I’ve fallen into the bad habit of posting only when I get some cancer news. It’s a hard habit to break, as I’ve got little energy these days for writing, and am trying to spend it finishing a book. Still, I’d like to break it. Soon.
But for now, some cancer news: Last Thursday I had films taken; this past Monday I heard the results. The bottom line isn’t good. All the cancer they knew about has grown. The stuff has also spread: there are now two tumors in/on my liver, and a host of small ones floating on both sides of my abdomen. Clouds and silver linings travel together, and this is no exception: because these nasty things have been growing and spreading while I’ve been on chemo, they’re stopping the chemo for awhile—a month at least, maybe a bit more. That part of the package feels very good indeed. After the break, I’ll start a new chemo regimen—the last one the docs will try before clinical trials, which I’m not inclined to do. In general, the news is mostly bad but partly good. That’s the way cancer news usually works: circumstances could always be better—but, almost always, they could also be worse.
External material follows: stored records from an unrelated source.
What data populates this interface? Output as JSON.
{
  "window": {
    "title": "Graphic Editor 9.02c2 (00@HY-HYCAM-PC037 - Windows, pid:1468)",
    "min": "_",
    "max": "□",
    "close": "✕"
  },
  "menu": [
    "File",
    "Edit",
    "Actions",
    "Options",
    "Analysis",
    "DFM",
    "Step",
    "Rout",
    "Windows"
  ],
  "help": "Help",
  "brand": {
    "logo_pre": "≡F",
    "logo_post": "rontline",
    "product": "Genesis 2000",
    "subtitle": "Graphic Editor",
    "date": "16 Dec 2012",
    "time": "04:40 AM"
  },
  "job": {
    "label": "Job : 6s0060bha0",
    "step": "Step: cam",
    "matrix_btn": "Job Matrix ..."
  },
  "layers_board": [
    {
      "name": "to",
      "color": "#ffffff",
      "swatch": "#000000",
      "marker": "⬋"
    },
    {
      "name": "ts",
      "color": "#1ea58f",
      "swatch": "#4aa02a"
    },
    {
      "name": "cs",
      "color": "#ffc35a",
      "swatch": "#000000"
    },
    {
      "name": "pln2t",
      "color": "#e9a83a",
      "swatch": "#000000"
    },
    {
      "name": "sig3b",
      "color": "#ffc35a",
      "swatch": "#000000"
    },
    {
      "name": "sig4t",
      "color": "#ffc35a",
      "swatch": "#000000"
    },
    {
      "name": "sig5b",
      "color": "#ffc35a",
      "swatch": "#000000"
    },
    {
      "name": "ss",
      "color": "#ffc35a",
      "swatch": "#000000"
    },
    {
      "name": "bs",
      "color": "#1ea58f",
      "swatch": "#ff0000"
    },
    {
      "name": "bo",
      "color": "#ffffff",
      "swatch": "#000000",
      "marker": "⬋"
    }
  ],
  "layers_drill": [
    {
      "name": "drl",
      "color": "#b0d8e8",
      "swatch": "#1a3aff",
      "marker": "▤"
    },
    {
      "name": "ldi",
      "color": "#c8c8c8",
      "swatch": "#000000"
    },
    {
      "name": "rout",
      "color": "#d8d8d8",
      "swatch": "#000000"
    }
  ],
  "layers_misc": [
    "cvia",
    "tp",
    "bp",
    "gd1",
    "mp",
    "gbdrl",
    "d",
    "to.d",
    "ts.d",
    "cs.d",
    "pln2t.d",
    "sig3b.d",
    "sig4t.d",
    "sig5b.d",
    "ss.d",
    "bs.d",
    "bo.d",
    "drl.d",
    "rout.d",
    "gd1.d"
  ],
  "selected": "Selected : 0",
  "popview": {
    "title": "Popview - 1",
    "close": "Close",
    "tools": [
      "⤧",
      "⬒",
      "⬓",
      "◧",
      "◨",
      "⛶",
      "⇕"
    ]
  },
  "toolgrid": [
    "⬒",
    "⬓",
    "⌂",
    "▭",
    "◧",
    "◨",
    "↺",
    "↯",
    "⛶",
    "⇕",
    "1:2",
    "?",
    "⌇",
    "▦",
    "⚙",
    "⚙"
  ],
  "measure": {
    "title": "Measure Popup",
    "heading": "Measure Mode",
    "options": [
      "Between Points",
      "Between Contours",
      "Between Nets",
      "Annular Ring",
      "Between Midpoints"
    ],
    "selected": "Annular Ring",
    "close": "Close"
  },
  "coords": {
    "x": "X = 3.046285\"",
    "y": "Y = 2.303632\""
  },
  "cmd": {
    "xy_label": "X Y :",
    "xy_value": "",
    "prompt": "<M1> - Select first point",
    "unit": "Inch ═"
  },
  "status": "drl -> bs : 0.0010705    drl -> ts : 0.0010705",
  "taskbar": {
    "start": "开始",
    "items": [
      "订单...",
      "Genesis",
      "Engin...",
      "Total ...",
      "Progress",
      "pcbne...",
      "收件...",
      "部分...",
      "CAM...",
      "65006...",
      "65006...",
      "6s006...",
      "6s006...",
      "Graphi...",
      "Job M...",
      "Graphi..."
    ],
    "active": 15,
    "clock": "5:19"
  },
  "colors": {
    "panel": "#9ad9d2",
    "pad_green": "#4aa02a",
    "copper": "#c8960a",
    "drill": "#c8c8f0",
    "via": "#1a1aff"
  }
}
This latest news brings to mind a common phrase: people in my circumstances often say they’re living “on borrowed time.” (Whenever I hear that, I wonder: how do they intend to pay it back?) I’ve never quite understood the metaphor. My time is more gift than debt. Two-and-a-half years ago, I was told my life expectancy was two years. I’m already past my expiration date, with more time—several months at the least—to come. Viewed that way, I’m in astonishingly good shape: teaching this fall, finishing my book, enjoying time with my family. I have little cause for complaint, and much cause for gratitude. So it seems from my world. Even in the wake of bad news.